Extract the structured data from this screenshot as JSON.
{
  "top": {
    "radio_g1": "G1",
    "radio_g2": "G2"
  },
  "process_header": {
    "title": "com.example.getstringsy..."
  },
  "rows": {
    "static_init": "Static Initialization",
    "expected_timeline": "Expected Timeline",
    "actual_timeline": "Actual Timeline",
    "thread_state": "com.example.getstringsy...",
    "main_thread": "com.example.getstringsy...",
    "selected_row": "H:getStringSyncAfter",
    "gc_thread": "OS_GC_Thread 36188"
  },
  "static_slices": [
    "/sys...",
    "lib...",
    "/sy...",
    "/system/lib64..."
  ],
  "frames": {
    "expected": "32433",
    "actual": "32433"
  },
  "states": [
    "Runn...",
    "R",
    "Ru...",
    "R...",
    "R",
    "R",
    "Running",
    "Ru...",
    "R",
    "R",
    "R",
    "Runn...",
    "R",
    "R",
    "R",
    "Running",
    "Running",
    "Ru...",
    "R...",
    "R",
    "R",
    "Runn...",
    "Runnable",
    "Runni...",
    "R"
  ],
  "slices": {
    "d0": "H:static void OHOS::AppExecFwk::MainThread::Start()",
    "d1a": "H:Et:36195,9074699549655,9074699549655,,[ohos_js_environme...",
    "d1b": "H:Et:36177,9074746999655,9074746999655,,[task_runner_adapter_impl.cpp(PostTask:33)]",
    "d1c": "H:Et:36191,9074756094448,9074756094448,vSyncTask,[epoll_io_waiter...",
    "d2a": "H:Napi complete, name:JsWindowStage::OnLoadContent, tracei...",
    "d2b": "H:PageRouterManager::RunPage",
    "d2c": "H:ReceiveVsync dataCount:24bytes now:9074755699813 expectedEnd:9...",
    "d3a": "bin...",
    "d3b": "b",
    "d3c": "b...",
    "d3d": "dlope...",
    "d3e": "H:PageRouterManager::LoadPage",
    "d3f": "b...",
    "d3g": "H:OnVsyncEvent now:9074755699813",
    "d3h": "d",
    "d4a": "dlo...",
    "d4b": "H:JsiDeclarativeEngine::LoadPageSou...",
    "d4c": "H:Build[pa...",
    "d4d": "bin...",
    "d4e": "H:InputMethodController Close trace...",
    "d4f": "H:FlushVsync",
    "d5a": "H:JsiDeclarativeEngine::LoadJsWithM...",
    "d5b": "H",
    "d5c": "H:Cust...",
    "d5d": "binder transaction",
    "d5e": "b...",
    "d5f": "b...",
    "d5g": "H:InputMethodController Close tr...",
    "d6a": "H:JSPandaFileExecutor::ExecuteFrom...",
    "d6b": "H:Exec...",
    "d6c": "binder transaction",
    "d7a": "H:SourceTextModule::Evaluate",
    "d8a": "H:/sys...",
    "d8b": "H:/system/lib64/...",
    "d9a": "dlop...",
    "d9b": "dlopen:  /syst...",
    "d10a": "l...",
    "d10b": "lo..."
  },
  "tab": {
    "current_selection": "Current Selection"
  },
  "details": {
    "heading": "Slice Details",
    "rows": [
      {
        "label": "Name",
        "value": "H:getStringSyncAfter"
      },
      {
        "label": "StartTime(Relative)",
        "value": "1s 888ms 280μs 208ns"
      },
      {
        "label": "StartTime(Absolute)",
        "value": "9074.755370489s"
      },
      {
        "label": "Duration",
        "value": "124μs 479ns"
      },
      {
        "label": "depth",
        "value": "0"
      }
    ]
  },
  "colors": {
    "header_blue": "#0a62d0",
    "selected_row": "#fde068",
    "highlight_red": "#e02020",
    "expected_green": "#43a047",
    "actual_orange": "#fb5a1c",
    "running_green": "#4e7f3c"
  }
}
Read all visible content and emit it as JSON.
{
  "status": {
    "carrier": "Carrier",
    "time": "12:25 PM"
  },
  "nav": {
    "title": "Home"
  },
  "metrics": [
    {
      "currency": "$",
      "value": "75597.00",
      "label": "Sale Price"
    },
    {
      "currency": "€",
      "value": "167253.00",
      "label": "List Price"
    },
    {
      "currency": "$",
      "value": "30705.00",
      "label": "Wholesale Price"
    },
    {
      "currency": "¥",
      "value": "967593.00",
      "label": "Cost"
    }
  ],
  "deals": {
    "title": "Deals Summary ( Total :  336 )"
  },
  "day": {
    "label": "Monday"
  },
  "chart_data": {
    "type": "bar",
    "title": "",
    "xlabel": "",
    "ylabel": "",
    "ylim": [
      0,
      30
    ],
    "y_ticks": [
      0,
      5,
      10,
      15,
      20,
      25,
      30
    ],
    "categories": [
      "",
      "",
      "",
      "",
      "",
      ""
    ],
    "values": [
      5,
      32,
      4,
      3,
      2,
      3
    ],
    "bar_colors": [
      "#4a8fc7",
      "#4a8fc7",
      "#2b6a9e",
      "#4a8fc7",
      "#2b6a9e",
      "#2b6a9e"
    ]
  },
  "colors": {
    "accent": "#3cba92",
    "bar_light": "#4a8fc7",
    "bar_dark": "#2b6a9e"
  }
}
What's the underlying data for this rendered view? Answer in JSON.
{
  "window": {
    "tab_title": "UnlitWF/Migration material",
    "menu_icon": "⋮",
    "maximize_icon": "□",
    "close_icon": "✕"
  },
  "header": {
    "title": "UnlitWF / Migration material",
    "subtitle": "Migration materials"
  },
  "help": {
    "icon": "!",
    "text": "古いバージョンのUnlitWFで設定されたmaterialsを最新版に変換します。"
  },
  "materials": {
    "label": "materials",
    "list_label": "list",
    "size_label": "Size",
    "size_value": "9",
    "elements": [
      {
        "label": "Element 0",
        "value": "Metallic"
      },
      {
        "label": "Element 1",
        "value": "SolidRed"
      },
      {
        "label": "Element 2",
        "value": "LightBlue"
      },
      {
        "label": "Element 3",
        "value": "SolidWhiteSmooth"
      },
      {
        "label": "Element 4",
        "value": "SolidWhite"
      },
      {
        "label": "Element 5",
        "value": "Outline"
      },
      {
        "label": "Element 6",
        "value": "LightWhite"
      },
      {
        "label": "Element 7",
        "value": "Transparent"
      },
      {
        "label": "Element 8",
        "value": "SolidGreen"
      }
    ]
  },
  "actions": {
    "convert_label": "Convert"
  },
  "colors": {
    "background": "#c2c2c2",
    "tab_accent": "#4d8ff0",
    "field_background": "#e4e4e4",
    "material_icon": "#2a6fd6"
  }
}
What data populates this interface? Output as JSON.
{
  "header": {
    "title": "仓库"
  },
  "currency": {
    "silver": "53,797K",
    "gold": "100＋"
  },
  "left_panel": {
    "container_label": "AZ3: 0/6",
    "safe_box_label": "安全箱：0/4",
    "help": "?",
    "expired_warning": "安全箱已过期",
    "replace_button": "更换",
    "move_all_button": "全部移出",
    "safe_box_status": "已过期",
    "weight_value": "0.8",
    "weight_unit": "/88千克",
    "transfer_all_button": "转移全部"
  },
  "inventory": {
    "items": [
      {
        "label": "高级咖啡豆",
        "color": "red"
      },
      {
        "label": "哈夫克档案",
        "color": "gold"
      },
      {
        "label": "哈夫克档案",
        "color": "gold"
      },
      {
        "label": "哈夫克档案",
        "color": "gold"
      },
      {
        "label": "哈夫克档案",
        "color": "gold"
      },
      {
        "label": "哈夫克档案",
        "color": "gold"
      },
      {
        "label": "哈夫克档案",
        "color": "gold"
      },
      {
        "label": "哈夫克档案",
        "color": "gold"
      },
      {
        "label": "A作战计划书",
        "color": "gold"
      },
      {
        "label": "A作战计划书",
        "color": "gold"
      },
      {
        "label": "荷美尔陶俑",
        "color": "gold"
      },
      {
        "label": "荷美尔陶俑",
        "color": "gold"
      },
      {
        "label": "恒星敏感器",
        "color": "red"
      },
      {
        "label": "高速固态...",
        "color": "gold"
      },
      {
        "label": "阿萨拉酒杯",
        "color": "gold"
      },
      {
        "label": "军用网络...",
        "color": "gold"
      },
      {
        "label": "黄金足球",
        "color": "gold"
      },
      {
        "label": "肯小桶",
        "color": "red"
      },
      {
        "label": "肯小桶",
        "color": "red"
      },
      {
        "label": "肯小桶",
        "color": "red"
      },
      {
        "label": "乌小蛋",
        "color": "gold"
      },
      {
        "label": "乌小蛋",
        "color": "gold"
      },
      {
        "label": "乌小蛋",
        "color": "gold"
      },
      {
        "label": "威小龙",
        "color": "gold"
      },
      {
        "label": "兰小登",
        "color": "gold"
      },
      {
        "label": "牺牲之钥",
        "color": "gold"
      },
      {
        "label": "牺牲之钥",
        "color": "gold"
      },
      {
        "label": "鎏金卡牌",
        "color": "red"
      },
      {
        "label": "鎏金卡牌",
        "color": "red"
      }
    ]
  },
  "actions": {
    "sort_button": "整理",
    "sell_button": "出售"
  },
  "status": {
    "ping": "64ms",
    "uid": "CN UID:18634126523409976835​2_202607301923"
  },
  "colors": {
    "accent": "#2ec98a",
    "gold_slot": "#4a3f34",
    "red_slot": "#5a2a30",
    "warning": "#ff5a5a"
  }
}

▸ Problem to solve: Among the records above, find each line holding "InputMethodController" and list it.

▸ Output of the exercise:
    "d4e": "H:InputMethodController Close trace...",
    "d5g": "H:InputMethodController Close tr...",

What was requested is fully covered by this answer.